First of all, there is no need to panic. Bank account overdrafts rarely result in a mortgage application being declined for otherwise qualified applicants. If you have a better than average credit score, have a good job with a steady income and are making a down payment of at least 20%, then you should be approved for your mortgage.
According to mortgage lender guidelines, if your bank account statements "demonstrate overdraft activity, that information suggests a weakness in the borrower’s ability to meet financial obligations. The lender must assess the significance of this information relative to the borrower’s overall credit risk."
In short, the lender is required to look into the overdrafts, understand why they happened and evaluate them within the context of your overall mortgage application. In other words, if the rest of your application such as your credit score, debt-to-income ratio, employment history and down payment are solid, then overdrafts should not prevent you from qualifying for a mortgage.
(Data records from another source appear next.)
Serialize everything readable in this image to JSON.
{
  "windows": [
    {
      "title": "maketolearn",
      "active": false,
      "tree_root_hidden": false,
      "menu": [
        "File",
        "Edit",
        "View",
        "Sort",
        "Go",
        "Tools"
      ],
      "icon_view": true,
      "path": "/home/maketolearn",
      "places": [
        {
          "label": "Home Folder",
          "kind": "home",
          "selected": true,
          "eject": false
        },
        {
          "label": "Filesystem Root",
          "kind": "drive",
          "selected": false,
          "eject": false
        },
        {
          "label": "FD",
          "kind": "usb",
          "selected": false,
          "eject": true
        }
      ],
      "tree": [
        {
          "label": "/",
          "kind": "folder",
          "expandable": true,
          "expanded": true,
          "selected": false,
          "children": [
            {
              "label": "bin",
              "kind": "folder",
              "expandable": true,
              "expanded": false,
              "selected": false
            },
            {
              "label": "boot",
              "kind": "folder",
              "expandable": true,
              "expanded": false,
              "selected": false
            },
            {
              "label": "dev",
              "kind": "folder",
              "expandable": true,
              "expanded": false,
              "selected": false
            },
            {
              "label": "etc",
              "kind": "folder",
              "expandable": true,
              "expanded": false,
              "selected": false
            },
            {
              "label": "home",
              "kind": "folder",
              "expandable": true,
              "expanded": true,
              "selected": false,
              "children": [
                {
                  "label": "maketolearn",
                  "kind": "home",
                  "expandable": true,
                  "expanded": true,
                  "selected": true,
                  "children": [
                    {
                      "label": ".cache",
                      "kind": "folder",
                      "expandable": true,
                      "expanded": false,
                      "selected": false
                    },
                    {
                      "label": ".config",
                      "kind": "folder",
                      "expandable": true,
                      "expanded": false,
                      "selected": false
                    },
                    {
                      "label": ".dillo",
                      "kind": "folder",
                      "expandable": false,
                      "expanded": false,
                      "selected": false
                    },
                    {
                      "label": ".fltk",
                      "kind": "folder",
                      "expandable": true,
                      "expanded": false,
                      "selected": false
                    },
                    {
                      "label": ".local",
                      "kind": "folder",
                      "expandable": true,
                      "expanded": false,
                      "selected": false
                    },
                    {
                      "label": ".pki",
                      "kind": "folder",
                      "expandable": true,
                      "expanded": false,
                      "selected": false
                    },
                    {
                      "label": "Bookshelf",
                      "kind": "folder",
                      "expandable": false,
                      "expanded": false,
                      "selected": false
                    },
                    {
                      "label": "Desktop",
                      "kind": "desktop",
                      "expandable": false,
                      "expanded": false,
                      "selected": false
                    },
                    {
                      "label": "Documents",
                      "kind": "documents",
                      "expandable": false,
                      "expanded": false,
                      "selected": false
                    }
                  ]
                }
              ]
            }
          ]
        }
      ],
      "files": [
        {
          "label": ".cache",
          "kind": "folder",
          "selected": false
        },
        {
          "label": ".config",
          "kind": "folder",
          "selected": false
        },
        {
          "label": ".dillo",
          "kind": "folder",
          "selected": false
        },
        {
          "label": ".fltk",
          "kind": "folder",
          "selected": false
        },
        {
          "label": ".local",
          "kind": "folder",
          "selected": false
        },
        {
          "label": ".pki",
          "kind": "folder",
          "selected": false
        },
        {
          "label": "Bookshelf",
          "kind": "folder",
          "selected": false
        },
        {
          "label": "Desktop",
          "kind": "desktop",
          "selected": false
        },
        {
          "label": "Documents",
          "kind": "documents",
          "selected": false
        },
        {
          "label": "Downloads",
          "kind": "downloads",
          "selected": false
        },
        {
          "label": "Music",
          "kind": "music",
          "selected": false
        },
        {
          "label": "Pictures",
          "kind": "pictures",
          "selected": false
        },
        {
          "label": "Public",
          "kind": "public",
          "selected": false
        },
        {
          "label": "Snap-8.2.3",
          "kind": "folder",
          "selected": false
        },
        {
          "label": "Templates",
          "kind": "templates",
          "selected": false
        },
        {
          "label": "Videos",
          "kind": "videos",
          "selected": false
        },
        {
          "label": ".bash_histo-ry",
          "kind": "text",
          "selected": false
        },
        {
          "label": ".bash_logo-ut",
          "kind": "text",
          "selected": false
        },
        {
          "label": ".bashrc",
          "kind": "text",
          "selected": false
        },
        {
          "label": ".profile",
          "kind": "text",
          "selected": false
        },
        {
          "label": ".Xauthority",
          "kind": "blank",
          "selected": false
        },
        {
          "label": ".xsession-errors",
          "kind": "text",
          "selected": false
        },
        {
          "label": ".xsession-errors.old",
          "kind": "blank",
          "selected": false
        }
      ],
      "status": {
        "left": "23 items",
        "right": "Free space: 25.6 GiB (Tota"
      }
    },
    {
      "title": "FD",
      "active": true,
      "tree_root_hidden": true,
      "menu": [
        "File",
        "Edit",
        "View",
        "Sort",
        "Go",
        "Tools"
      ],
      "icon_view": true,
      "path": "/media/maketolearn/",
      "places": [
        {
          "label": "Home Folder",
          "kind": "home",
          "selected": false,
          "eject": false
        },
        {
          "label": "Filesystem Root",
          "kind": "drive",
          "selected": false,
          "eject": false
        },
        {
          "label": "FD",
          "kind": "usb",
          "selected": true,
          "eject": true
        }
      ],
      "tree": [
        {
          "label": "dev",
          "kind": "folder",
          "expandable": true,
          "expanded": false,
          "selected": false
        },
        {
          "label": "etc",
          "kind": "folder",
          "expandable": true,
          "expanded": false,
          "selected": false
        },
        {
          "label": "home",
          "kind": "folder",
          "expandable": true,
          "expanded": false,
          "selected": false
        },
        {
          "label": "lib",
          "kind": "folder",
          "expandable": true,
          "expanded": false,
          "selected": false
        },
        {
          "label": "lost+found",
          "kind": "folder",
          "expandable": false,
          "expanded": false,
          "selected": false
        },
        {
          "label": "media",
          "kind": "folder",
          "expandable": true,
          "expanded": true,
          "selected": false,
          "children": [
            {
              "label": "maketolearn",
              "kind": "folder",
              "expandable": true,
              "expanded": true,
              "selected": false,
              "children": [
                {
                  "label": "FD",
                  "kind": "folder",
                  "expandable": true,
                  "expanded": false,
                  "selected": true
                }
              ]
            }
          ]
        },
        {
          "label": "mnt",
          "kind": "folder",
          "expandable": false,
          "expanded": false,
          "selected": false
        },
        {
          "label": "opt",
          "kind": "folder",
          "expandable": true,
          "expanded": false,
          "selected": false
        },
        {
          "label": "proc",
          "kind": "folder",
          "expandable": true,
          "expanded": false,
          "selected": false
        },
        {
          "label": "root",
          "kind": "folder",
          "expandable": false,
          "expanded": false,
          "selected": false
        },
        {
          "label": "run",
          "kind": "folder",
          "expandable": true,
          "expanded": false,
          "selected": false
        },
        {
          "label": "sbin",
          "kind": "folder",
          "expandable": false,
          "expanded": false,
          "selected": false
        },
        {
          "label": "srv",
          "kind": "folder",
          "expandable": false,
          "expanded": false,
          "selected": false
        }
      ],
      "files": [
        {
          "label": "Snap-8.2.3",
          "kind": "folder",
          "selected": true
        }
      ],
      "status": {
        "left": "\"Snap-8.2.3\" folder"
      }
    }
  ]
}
On the other hand, if your application has other challenges such as a low credit score; derogatory credit events including a bankruptcy, default or foreclosure; a high debt-to-income ratio or limited job history and you are on the margin in terms of qualifying for the mortgage, then the overdrafts may be a disqualifying consideration.
Another factor to keep in mind is the frequency of the overdrafts and how recently they occurred. If you experienced two or fewer overdrafts over the prior year, then this should not cause a significant issue. If you experienced repeated overdrafts -- such as three or more over the past twelve months -- this may be a sign that you have challenges managing your finances and debts and may cause the lender to reconsider your application.
One of the best ways to address bank overdrafts is to be prepared. Before you apply for the mortgage, I recommend that you draft a letter of explanation that outlines why the overdrafts occurred and what you did to address them. The letter of explanation should be factual and to the point and summarize the steps you took to correct the issue. If multiple overdrafts resulted from the same recurring issue, you should note how you resolved the issue so it does not occur again in the future. Keep in mind that the best letters of explanation for a mortgage are usually concise.
I would only provide the letter if the lender asks about the overdrafts when they review your loan application. Because you have prepared the letter in advance, you can quickly address the issue without needlessly raising it with the lender.
We always recommend that you contact multiple lenders to understand how they would handle your unique situation. It can be helpful to have conversations with lenders about the potential impact of the overdrafts before you select a lender and apply for the mortgage. You can contact lenders in your area in the table below. We advise you to contact at least five lenders as as qualification guidelines vary. Plus, shopping lenders is the best way to save money on your mortgage.